[Data about app and page elements]
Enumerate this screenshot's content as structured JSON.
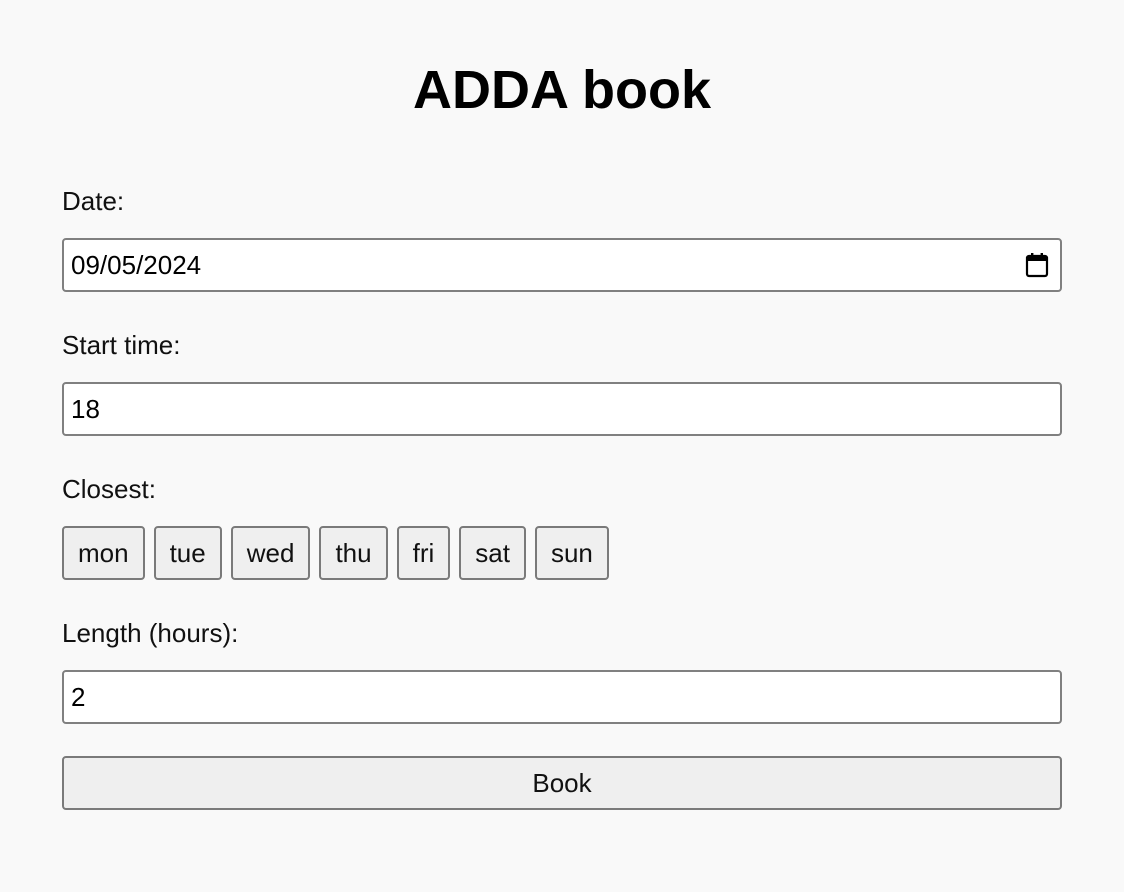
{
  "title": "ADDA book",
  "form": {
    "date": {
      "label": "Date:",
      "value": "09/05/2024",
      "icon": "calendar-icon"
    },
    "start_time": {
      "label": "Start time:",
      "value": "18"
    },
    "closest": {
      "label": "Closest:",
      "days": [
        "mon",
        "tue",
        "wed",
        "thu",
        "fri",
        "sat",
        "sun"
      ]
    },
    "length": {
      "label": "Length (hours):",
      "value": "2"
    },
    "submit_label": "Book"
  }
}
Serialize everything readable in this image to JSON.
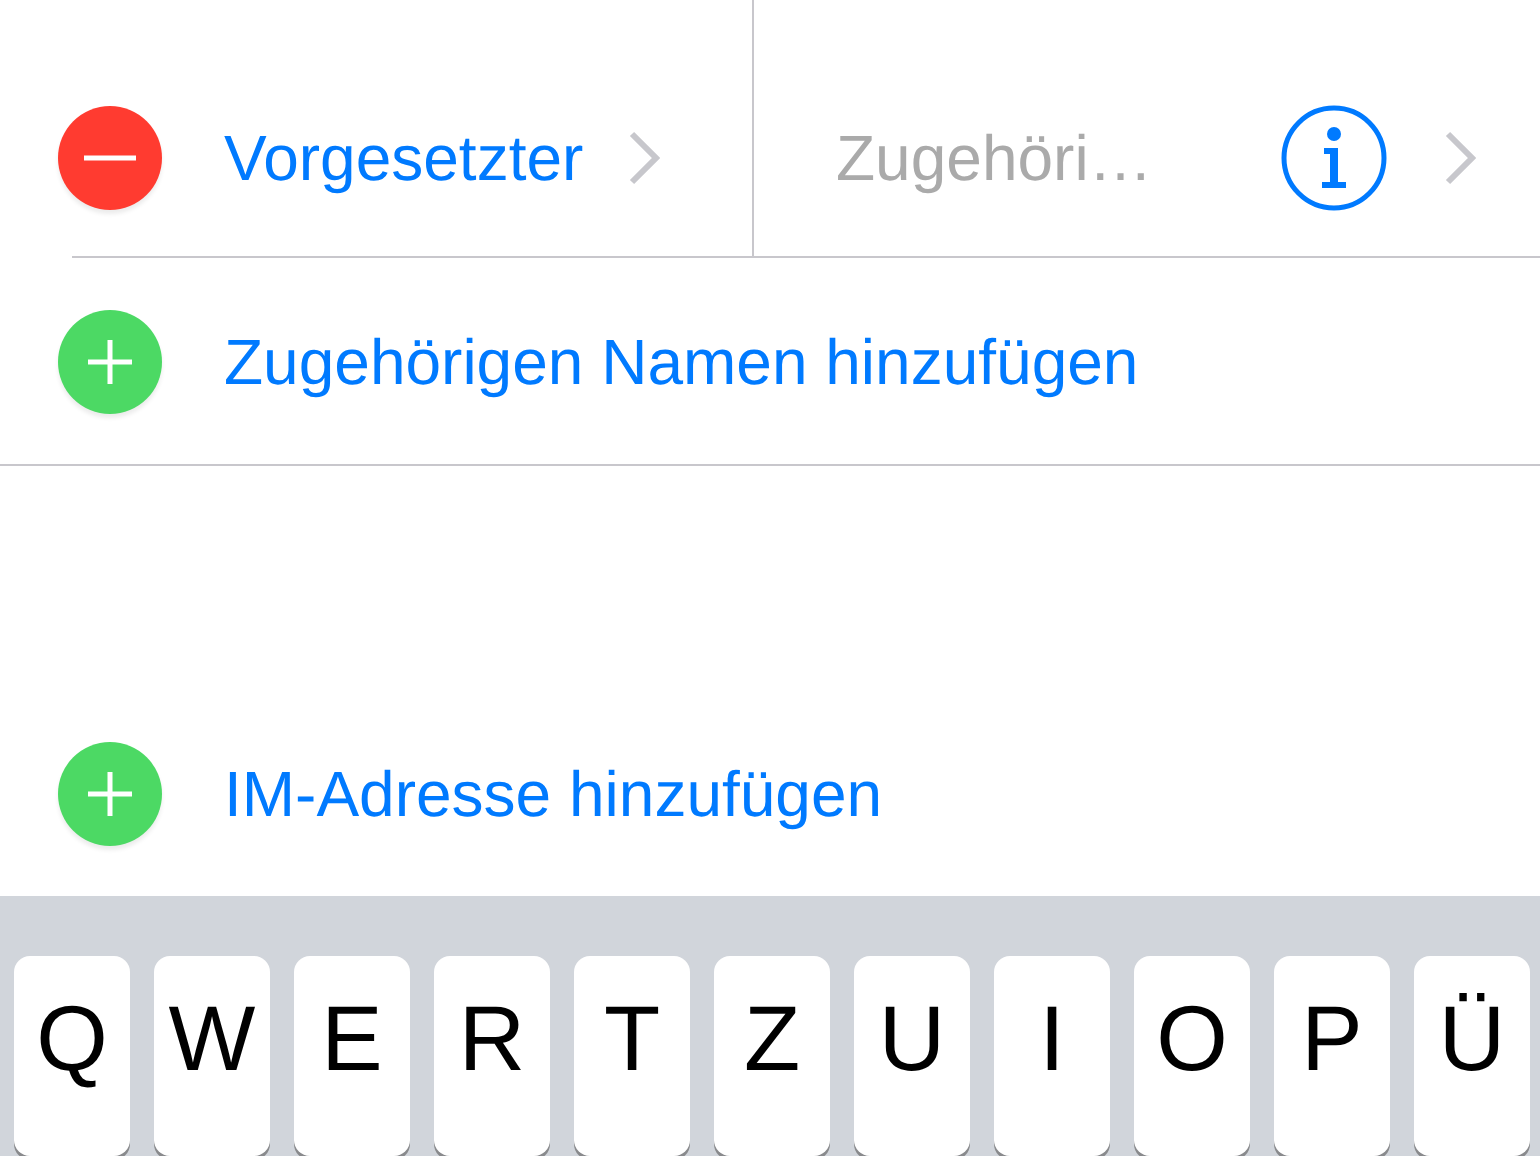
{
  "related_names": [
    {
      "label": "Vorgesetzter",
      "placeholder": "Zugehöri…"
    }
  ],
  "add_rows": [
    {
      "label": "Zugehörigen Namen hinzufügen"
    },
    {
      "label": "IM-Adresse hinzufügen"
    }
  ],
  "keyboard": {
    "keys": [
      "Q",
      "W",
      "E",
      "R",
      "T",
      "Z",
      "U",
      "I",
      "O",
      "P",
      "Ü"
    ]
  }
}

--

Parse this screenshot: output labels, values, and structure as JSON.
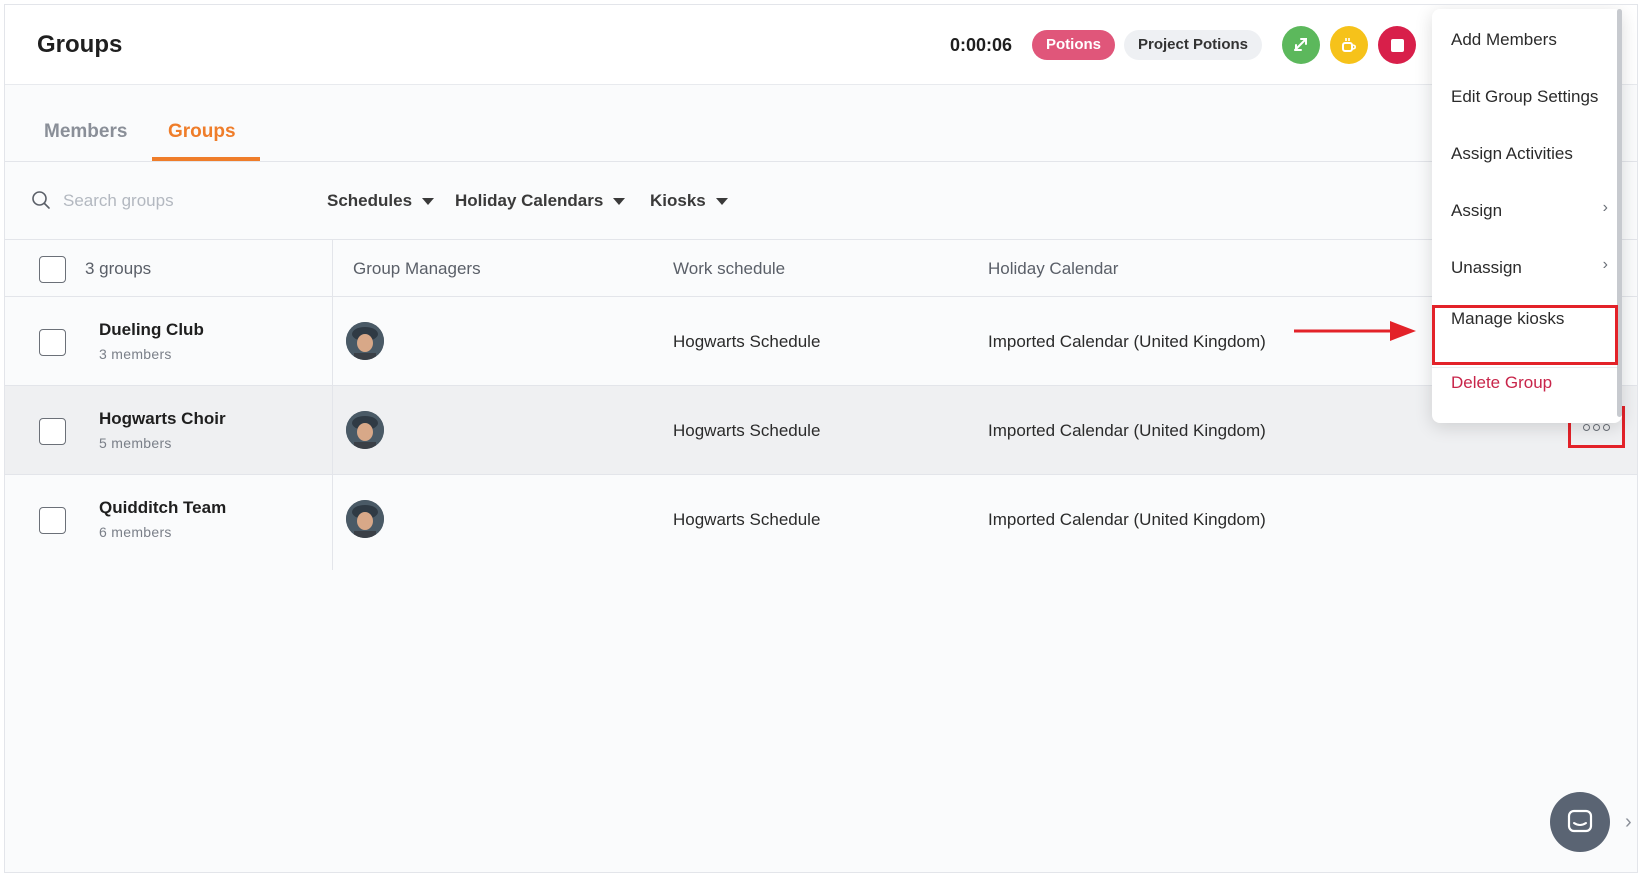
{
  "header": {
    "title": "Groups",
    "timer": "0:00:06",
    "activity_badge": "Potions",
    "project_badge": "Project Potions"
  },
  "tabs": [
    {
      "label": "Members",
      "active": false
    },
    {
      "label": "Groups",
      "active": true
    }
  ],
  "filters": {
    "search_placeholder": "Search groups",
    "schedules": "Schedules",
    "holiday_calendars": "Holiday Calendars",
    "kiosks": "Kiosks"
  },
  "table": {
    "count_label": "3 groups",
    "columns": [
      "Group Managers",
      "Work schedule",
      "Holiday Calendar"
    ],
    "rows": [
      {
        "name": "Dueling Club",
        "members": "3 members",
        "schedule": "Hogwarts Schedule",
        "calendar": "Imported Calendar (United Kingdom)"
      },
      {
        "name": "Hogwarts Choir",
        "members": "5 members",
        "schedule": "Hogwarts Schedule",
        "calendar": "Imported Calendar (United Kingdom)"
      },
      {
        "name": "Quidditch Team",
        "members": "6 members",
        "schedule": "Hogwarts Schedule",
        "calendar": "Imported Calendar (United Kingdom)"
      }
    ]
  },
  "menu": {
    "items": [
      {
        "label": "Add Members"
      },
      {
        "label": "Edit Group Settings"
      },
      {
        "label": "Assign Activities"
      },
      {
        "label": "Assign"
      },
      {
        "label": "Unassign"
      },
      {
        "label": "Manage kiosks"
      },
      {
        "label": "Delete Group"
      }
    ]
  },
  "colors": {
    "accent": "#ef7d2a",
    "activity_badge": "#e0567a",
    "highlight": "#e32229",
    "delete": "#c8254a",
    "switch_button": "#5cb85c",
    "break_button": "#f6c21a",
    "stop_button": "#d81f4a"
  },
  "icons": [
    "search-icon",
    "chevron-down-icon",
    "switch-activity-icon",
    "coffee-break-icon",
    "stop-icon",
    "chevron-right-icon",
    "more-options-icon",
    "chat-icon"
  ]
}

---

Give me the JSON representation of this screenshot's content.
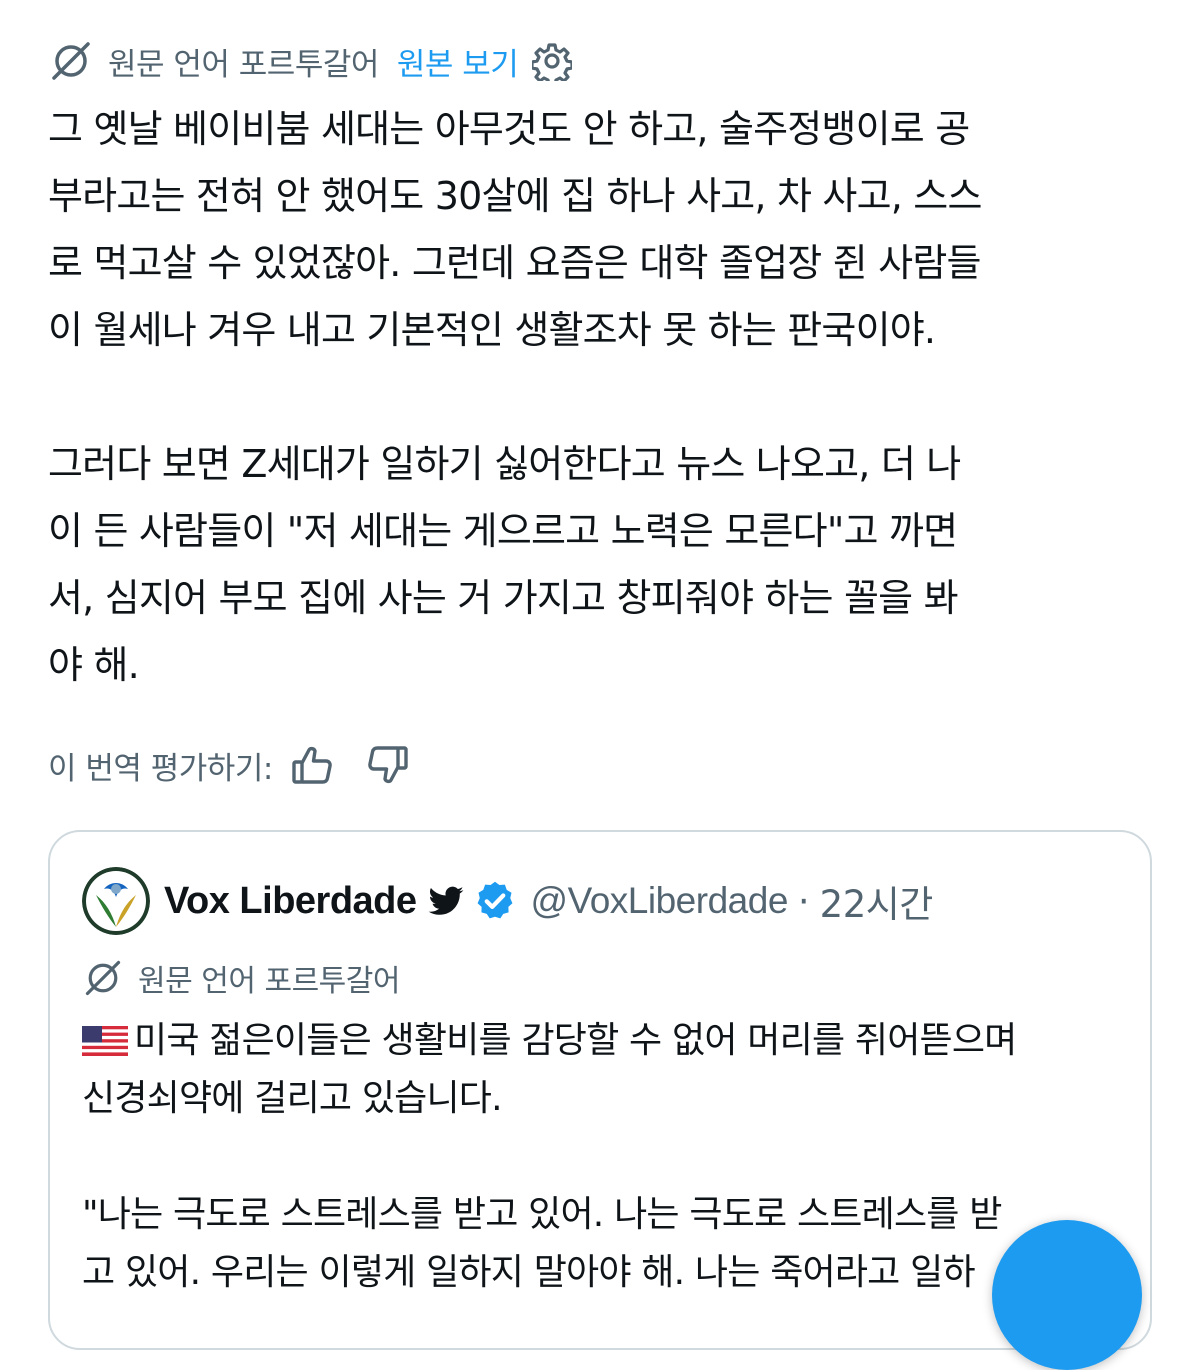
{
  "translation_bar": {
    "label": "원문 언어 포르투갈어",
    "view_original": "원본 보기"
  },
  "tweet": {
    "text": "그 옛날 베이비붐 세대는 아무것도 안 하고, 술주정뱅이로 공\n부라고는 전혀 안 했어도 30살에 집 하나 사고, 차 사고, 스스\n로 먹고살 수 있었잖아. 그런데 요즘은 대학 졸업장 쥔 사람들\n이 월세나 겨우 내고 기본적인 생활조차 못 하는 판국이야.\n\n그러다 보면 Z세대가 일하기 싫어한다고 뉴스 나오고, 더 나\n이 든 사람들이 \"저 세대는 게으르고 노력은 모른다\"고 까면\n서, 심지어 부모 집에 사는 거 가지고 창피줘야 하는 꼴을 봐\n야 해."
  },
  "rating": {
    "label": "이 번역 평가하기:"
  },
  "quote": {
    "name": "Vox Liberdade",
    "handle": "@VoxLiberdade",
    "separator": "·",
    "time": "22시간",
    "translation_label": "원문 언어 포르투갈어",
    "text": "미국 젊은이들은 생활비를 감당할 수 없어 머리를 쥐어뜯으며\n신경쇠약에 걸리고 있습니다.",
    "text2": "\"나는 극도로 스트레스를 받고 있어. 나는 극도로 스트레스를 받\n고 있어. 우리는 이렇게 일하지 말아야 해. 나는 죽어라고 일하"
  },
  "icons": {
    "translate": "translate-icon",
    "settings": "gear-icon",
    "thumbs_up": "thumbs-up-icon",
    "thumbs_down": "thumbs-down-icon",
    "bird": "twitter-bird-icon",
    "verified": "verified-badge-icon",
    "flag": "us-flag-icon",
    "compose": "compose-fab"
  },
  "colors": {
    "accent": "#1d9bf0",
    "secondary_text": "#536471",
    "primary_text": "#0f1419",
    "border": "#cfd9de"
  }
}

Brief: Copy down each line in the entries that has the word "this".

Answer area:
Enumerate this screenshot's content as structured JSON.
Serialize everything readable in this image to JSON.
Parse this screenshot: output labels, values, and structure as JSON.
Give me the JSON representation of this screenshot's content.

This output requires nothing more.